COLUMBIA, Mo. – Lowland South America, including the Amazon Basin, harbors most of the last indigenous societies that have limited contact with the outside world. Studying these tribes, located deep within Amazonian rainforests, gives scientists a glimpse at what tribal cultures may have been like before the arrival of Europeans. Now, researchers at the University of Missouri have used satellite images to assess the demographic health of one particular village of isolated people on the border between Brazil and Peru. Remote surveillance is the only method to safely track uncontacted indigenous societies and may offer information that can improve their chances for long-term survival. (more…)
Tag Archives: satellite imagery
ANN ARBOR — Geoff Emberling is doing what few archaeologists do anymore in a world that has been worked over pretty well by picks, trowels and shovels. He’s searching for a lost royal city.
The ancient capital was ruled by the kings of Nubia, which now lies in northern Sudan, just south of Egypt.
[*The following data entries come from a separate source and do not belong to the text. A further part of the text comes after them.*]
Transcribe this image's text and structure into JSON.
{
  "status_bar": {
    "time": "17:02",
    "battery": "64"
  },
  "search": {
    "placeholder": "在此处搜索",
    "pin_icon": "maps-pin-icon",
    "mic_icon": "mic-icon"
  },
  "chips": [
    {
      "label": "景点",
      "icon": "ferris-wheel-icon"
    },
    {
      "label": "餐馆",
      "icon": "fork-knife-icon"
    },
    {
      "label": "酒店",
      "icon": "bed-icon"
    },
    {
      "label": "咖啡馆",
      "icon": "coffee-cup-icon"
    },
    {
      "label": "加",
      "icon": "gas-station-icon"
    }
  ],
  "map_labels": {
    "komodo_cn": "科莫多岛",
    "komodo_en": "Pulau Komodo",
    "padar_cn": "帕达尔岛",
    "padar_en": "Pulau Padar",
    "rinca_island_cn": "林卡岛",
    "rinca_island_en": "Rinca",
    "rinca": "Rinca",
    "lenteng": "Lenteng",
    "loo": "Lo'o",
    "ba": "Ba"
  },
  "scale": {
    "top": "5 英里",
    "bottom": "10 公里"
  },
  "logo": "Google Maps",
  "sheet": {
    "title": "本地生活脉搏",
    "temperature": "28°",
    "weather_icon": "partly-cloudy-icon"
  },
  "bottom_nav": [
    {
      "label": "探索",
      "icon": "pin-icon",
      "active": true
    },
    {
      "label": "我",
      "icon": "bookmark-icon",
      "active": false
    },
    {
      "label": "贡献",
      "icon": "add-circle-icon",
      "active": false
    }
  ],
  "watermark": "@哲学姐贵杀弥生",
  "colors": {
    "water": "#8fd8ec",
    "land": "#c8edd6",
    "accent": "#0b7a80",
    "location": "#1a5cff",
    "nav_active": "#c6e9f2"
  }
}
Little is known about the kings who suddenly appeared on the historical stage about 800 B.C. and conquered all of Egypt before eventually fading back into the desert. (more…)
High-resolution satellite imagery aids in study
The breeding population of chinstrap penguins has declined significantly as temperatures have rapidly warmed on the Antarctic Peninsula, according to researchers funded in part by the National Science Foundation (NSF).
The study indicates that changing climatic conditions, rather than the impact of tourism, have had the greatest effect on the chinstrap population.
Ron Naveen, founder of a nonprofit science and conservation organization, Oceanites, Inc., of Chevy Chase, Md., documented the decline in a paper published in the journal Polar Biology. Naveen and coauthor Heather Lynch, of Stony Brook University, are researchers with the Antarctic Site Inventory (ASI). (more…)
AUSTIN, Texas — A new study examining nearly 40 years of satellite imagery has revealed that the floating ice shelves of a critical portion of West Antarctica are steadily losing their grip on adjacent bay walls, potentially amplifying an already accelerating loss of ice to the sea.
The most extensive record yet of the evolution of the floating ice shelves in the eastern Amundsen Sea Embayment in West Antarctica shows that their margins, where they grip onto rocky bay walls or slower ice masses, are fracturing and retreating inland. As that grip continues to loosen, these already-thinning ice shelves will be even less able to hold back grounded ice upstream, according to glaciologists at The University of Texas at Austin’s Institute for Geophysics (UTIG). (more…)
*Researchers at University of California, Berkeley, work with Microsoft Research to analyze vast amounts of data without supercomputers.*
BERKELEY, Calif. — Studying the environment would be simple if it weren’t for one thing: Even an isolated ecosystem is unbelievably complicated. Factors to study include water systems, plant life cycles, carbon dioxide fluctuations, resource use by humans, and far more — and each can be studied at the scale of a plant or of the planet, and measured in an instant or over decades. (more…)